• DATASET ENTRIES
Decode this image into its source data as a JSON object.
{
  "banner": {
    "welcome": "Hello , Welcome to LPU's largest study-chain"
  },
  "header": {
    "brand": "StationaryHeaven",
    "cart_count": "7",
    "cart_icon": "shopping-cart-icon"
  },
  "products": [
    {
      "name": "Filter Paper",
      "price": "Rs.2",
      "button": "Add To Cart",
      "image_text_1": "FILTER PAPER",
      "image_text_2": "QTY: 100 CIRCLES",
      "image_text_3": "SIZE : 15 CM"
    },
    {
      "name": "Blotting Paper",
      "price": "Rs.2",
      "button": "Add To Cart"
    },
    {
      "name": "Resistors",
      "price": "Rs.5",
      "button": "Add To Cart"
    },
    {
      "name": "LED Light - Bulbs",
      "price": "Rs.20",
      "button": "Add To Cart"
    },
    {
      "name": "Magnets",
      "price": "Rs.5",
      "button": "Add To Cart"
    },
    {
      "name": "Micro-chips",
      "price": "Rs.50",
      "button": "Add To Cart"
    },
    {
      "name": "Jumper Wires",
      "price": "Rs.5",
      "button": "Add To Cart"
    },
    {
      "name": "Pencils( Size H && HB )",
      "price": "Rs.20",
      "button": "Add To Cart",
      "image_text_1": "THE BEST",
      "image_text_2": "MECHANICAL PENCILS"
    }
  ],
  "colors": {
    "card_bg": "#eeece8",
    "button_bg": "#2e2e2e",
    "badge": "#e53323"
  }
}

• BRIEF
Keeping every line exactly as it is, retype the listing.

• SOLUTION BELOW
Decode this image into its source data as a JSON object.
{
  "banner": {
    "welcome": "Hello , Welcome to LPU's largest study-chain"
  },
  "header": {
    "brand": "StationaryHeaven",
    "cart_count": "7",
    "cart_icon": "shopping-cart-icon"
  },
  "products": [
    {
      "name": "Filter Paper",
      "price": "Rs.2",
      "button": "Add To Cart",
      "image_text_1": "FILTER PAPER",
      "image_text_2": "QTY: 100 CIRCLES",
      "image_text_3": "SIZE : 15 CM"
    },
    {
      "name": "Blotting Paper",
      "price": "Rs.2",
      "button": "Add To Cart"
    },
    {
      "name": "Resistors",
      "price": "Rs.5",
      "button": "Add To Cart"
    },
    {
      "name": "LED Light - Bulbs",
      "price": "Rs.20",
      "button": "Add To Cart"
    },
    {
      "name": "Magnets",
      "price": "Rs.5",
      "button": "Add To Cart"
    },
    {
      "name": "Micro-chips",
      "price": "Rs.50",
      "button": "Add To Cart"
    },
    {
      "name": "Jumper Wires",
      "price": "Rs.5",
      "button": "Add To Cart"
    },
    {
      "name": "Pencils( Size H && HB )",
      "price": "Rs.20",
      "button": "Add To Cart",
      "image_text_1": "THE BEST",
      "image_text_2": "MECHANICAL PENCILS"
    }
  ],
  "colors": {
    "card_bg": "#eeece8",
    "button_bg": "#2e2e2e",
    "badge": "#e53323"
  }
}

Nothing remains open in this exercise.